I also got gardening advice from the woman who works at a local kiosk where I buy water and snacks as she has a small gardening plot with rose bushes. What’s more, I watched what my Chinese neighbors were doing, for example, one neighbor wrapped her outdoor plants in plastic in the winter to protect them from frost, and I would stealthily eye one neighbor’s beautiful collection of plants on his front stoop, studying them to see which plant varieties he had chosen and how he was caring for them, as I was not sure what worked in Beijing’s hot summers and cold, dry winters. I was banking on “success by imitation,” the easiest, laziest, least noble method.

Another aspect I love about having plants is not only researching how to take care of them, but also learning more about the symbolic significance of plants in various cultures. For example, the orchid, bamboo, chrysanthemum and plum blossom are known as the “Four Gentlemen” (四君子), or the “Four Noble Ones” in China because they represent different virtues (and seasons): the wild orchid is associated with spring, grace and beauty, which are traditionally “feminine” virtues, whereas bamboo represents summer, tenacity and uprightness – conventionally “male” virtues. The chrysanthemum, a flower popular at Chinese funerals and graves and a no-no at local weddings, represents hardiness and autumn, whereas the blood-colored plum blossom is associated with winter and overcoming adversity because it blooms in the bitter cold. They are perennial classical art motifs (I even have the four plants featured on a qipao of mine) found on paintings and wood carvings.

The flowering crabapple which I bought on Taobao, meanwhile, reminds me of the classic novel Dream of the Red Chamber, which features a botanical smorgasbord where each plant is doubtlessly associated with a deeper meaning. When I posted a photo on Wechat of my tiny crabapple tree, which has a bonsai-like quality – I associate hardy crabapple trees with Beijing courtyards because for some reason they appear to be a staple of 故居, or former residences of famous persons – someone suggested that Guanyin Pusa might be protecting it as it was growing in front of two pictures of the Buddhist deity!
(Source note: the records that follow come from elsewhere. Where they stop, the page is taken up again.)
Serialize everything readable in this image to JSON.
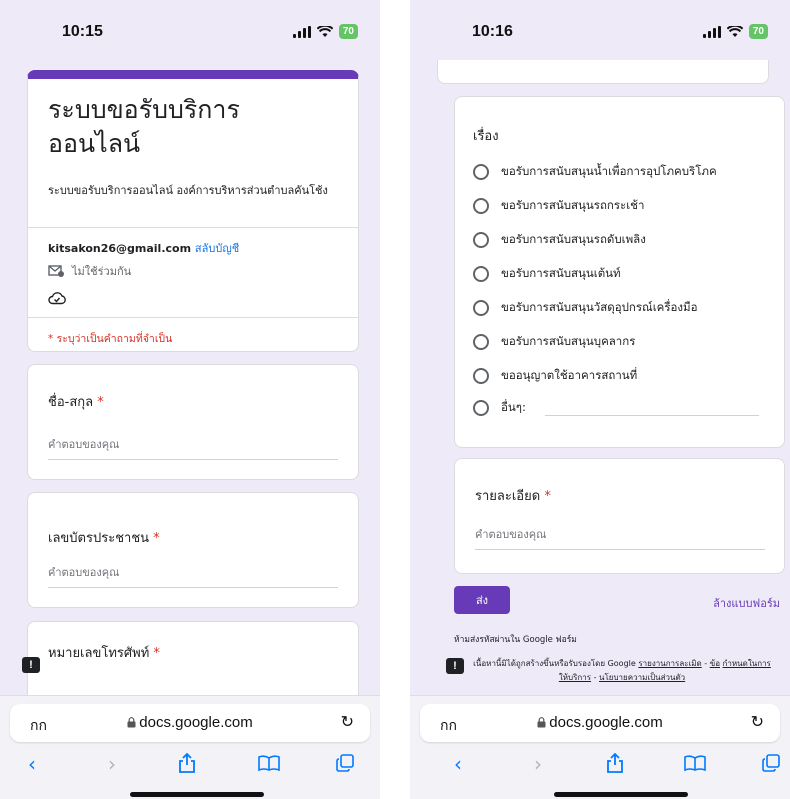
{
  "left": {
    "status": {
      "time": "10:15",
      "battery": "70"
    },
    "header": {
      "title_line1": "ระบบขอรับบริการ",
      "title_line2": "ออนไลน์",
      "description": "ระบบขอรับบริการออนไลน์ องค์การบริหารส่วนตำบลคันโช้ง",
      "email": "kitsakon26@gmail.com",
      "switch_account": "สลับบัญชี",
      "not_shared": "ไม่ใช้ร่วมกัน",
      "required_note": "* ระบุว่าเป็นคำถามที่จำเป็น"
    },
    "questions": [
      {
        "label": "ชื่อ-สกุล",
        "placeholder": "คำตอบของคุณ"
      },
      {
        "label": "เลขบัตรประชาชน",
        "placeholder": "คำตอบของคุณ"
      },
      {
        "label": "หมายเลขโทรศัพท์"
      }
    ],
    "required_mark": "*"
  },
  "right": {
    "status": {
      "time": "10:16",
      "battery": "70"
    },
    "subject": {
      "label": "เรื่อง",
      "options": [
        "ขอรับการสนับสนุนน้ำเพื่อการอุปโภคบริโภค",
        "ขอรับการสนับสนุนรถกระเช้า",
        "ขอรับการสนับสนุนรถดับเพลิง",
        "ขอรับการสนับสนุนเต้นท์",
        "ขอรับการสนับสนุนวัสดุอุปกรณ์เครื่องมือ",
        "ขอรับการสนับสนุนบุคลากร",
        "ขออนุญาตใช้อาคารสถานที่"
      ],
      "other_label": "อื่นๆ:"
    },
    "details": {
      "label": "รายละเอียด",
      "placeholder": "คำตอบของคุณ"
    },
    "submit": "ส่ง",
    "clear_form": "ล้างแบบฟอร์ม",
    "no_password": "ห้ามส่งรหัสผ่านใน Google ฟอร์ม",
    "footer": {
      "text": "เนื้อหานี้มิได้ถูกสร้างขึ้นหรือรับรองโดย Google",
      "report": "รายงานการละเมิด",
      "sep": "-",
      "terms_a": "ข้อ",
      "terms_b": "กำหนดในการให้บริการ",
      "privacy": "นโยบายความเป็นส่วนตัว"
    }
  },
  "browser": {
    "aa": "กก",
    "url": "docs.google.com"
  },
  "colors": {
    "accent": "#673ab7",
    "link": "#1a73e8",
    "required": "#d93025",
    "ios_blue": "#007aff"
  }
}
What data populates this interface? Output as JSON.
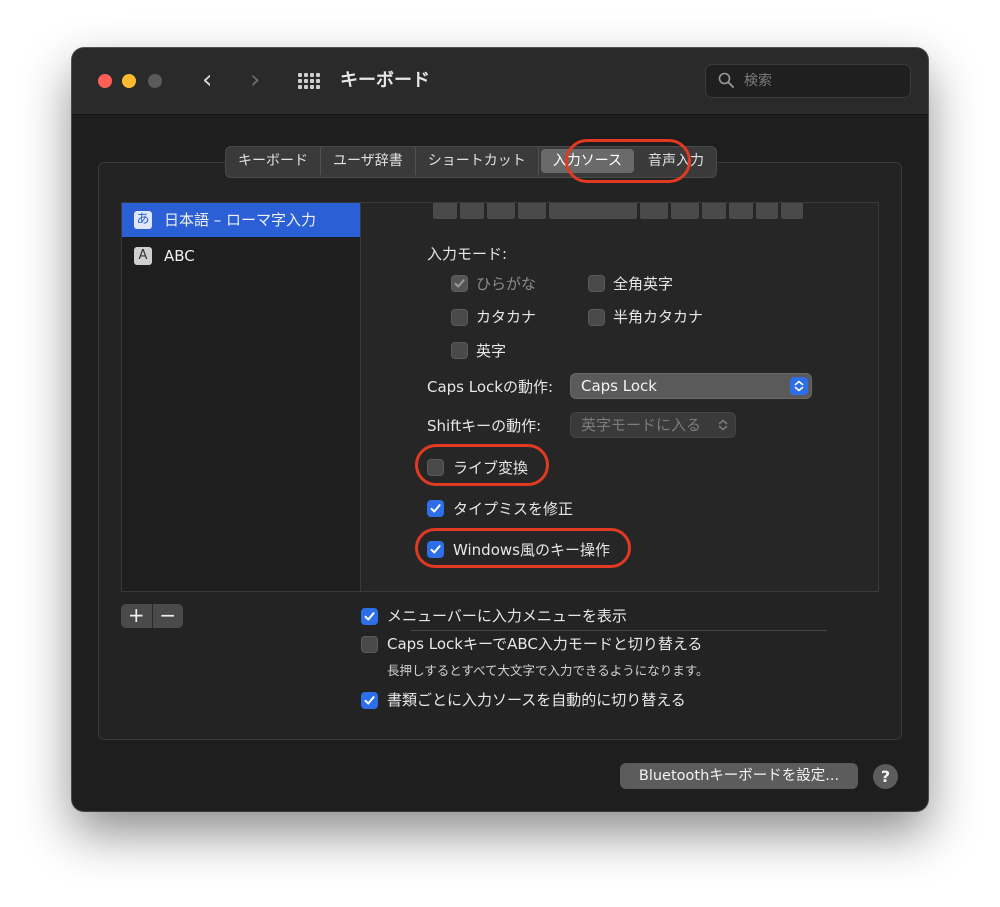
{
  "window": {
    "title": "キーボード",
    "search_placeholder": "検索"
  },
  "tabs": [
    {
      "label": "キーボード",
      "active": false
    },
    {
      "label": "ユーザ辞書",
      "active": false
    },
    {
      "label": "ショートカット",
      "active": false
    },
    {
      "label": "入力ソース",
      "active": true
    },
    {
      "label": "音声入力",
      "active": false
    }
  ],
  "sources": [
    {
      "label": "日本語 – ローマ字入力",
      "icon_char": "あ",
      "icon": "hiragana-icon",
      "selected": true
    },
    {
      "label": "ABC",
      "icon_char": "A",
      "icon": "abc-icon",
      "selected": false
    }
  ],
  "settings": {
    "input_mode_label": "入力モード:",
    "modes": {
      "hiragana": {
        "label": "ひらがな",
        "checked": true,
        "disabled": true
      },
      "zenkaku_eiji": {
        "label": "全角英字",
        "checked": false
      },
      "katakana": {
        "label": "カタカナ",
        "checked": false
      },
      "hankaku_katakana": {
        "label": "半角カタカナ",
        "checked": false
      },
      "eiji": {
        "label": "英字",
        "checked": false
      }
    },
    "caps_lock_label": "Caps Lockの動作:",
    "caps_lock_value": "Caps Lock",
    "shift_label": "Shiftキーの動作:",
    "shift_value": "英字モードに入る",
    "live_conversion": {
      "label": "ライブ変換",
      "checked": false
    },
    "typo_fix": {
      "label": "タイプミスを修正",
      "checked": true
    },
    "windows_keys": {
      "label": "Windows風のキー操作",
      "checked": true
    }
  },
  "list_controls": {
    "add": "+",
    "remove": "−"
  },
  "bottom": {
    "show_menu": {
      "label": "メニューバーに入力メニューを表示",
      "checked": true
    },
    "caps_switch": {
      "label": "Caps LockキーでABC入力モードと切り替える",
      "checked": false
    },
    "caps_note": "長押しするとすべて大文字で入力できるようになります。",
    "auto_switch": {
      "label": "書類ごとに入力ソースを自動的に切り替える",
      "checked": true
    }
  },
  "footer": {
    "bluetooth_button": "Bluetoothキーボードを設定...",
    "help": "?"
  },
  "colors": {
    "accent": "#2c6fe8",
    "selection": "#2a5fd6",
    "highlight_ring": "#e03a22"
  }
}
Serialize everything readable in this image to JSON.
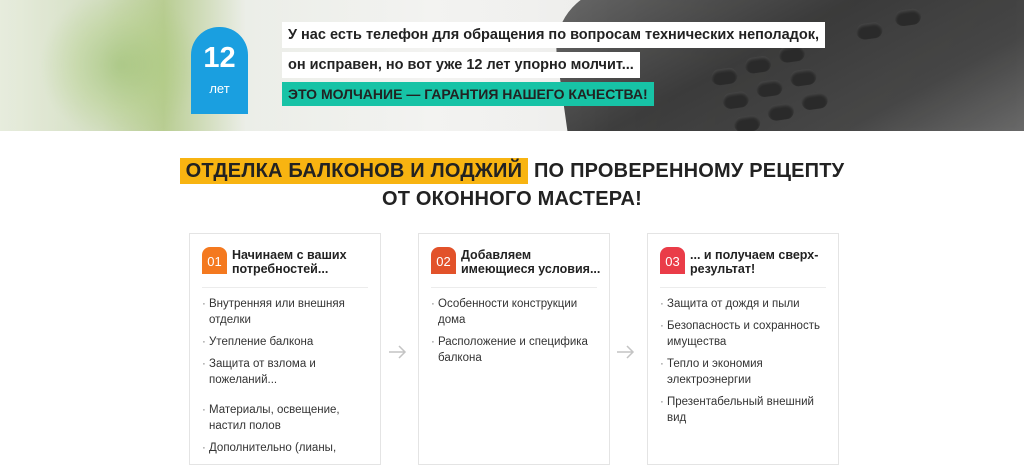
{
  "banner": {
    "years_number": "12",
    "years_unit": "лет",
    "line1": "У нас есть телефон для обращения по вопросам технических неполадок,",
    "line2": "он исправен, но вот уже 12 лет упорно молчит...",
    "accent": "ЭТО МОЛЧАНИЕ — ГАРАНТИЯ НАШЕГО КАЧЕСТВА!"
  },
  "heading": {
    "highlight": "ОТДЕЛКА БАЛКОНОВ И ЛОДЖИЙ",
    "rest": "ПО ПРОВЕРЕННОМУ РЕЦЕПТУ",
    "line2": "ОТ ОКОННОГО МАСТЕРА!"
  },
  "colors": {
    "accent_teal": "#17c3a6",
    "accent_orange": "#f8b411",
    "badge_blue": "#1a9fe0",
    "step1": "#f4791f",
    "step2": "#e2522a",
    "step3": "#ea3c48"
  },
  "steps": [
    {
      "num": "01",
      "title": "Начинаем с ваших потребностей...",
      "items": [
        "Внутренняя или внешняя отделки",
        "Утепление балкона",
        "Защита от взлома и пожеланий...",
        "Материалы, освещение, настил полов",
        "Дополнительно (лианы,"
      ]
    },
    {
      "num": "02",
      "title": "Добавляем имеющиеся условия...",
      "items": [
        "Особенности конструкции дома",
        "Расположение и специфика балкона"
      ]
    },
    {
      "num": "03",
      "title": "... и получаем сверх-результат!",
      "items": [
        "Защита от дождя и пыли",
        "Безопасность и сохранность имущества",
        "Тепло и экономия электроэнергии",
        "Презентабельный внешний вид"
      ]
    }
  ],
  "arrow_icon": "arrow-right-icon"
}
Crabapple tree in front of two Buddhist pictures

Crabapple tree in front of two Buddhist pictures

 

Crabapple blooms

Crabapple blooms

As I sit on several orchids, cacti, tea rose bushes, wilted hyacinths and new packets of vegetable seeds which are waiting for their little soil nests, I am excited what 2021 will bring for me in terms of green surprises!
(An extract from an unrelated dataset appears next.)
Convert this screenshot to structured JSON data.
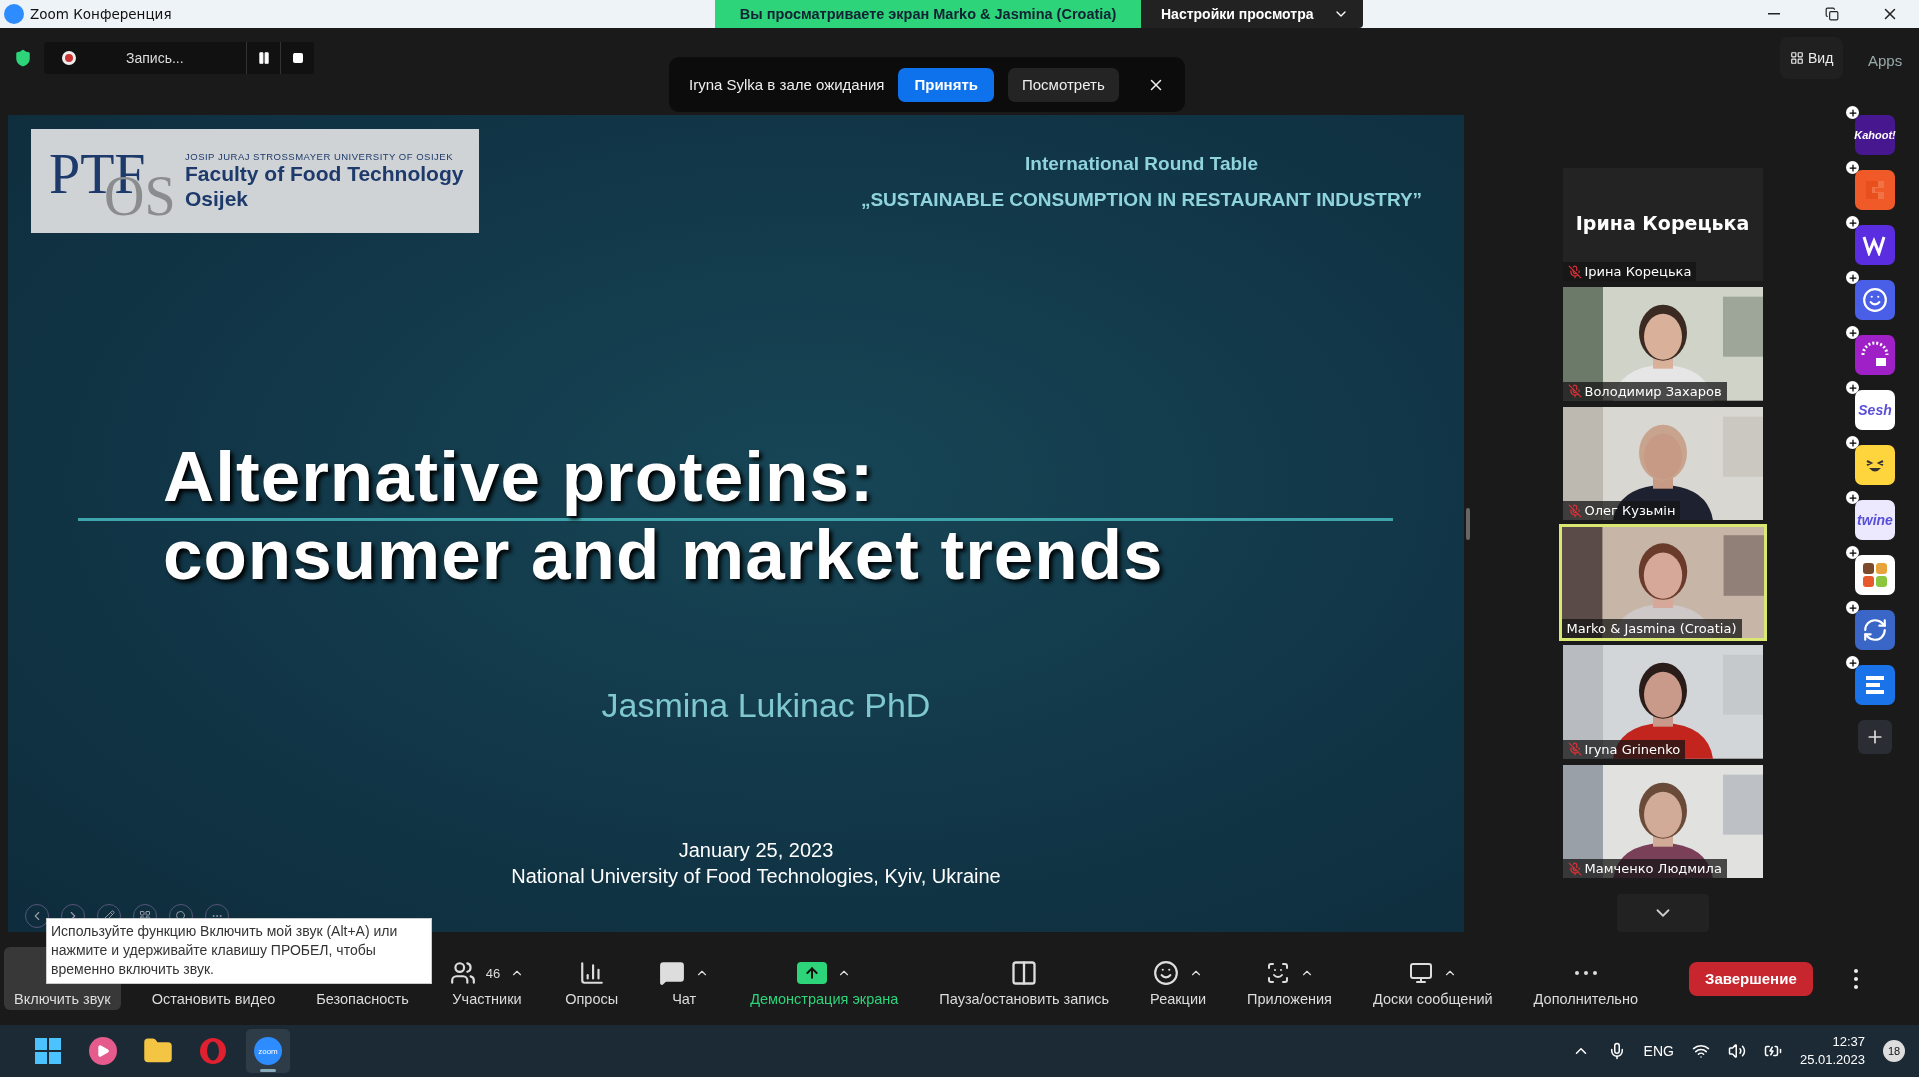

Leave a Reply

Your email address will not be published. Required fields are marked *

You may use these HTML tags and attributes: <a href="" title=""> <abbr title=""> <acronym title=""> <b> <blockquote cite=""> <cite> <code> <del datetime=""> <em> <i> <q cite=""> <strike> <strong>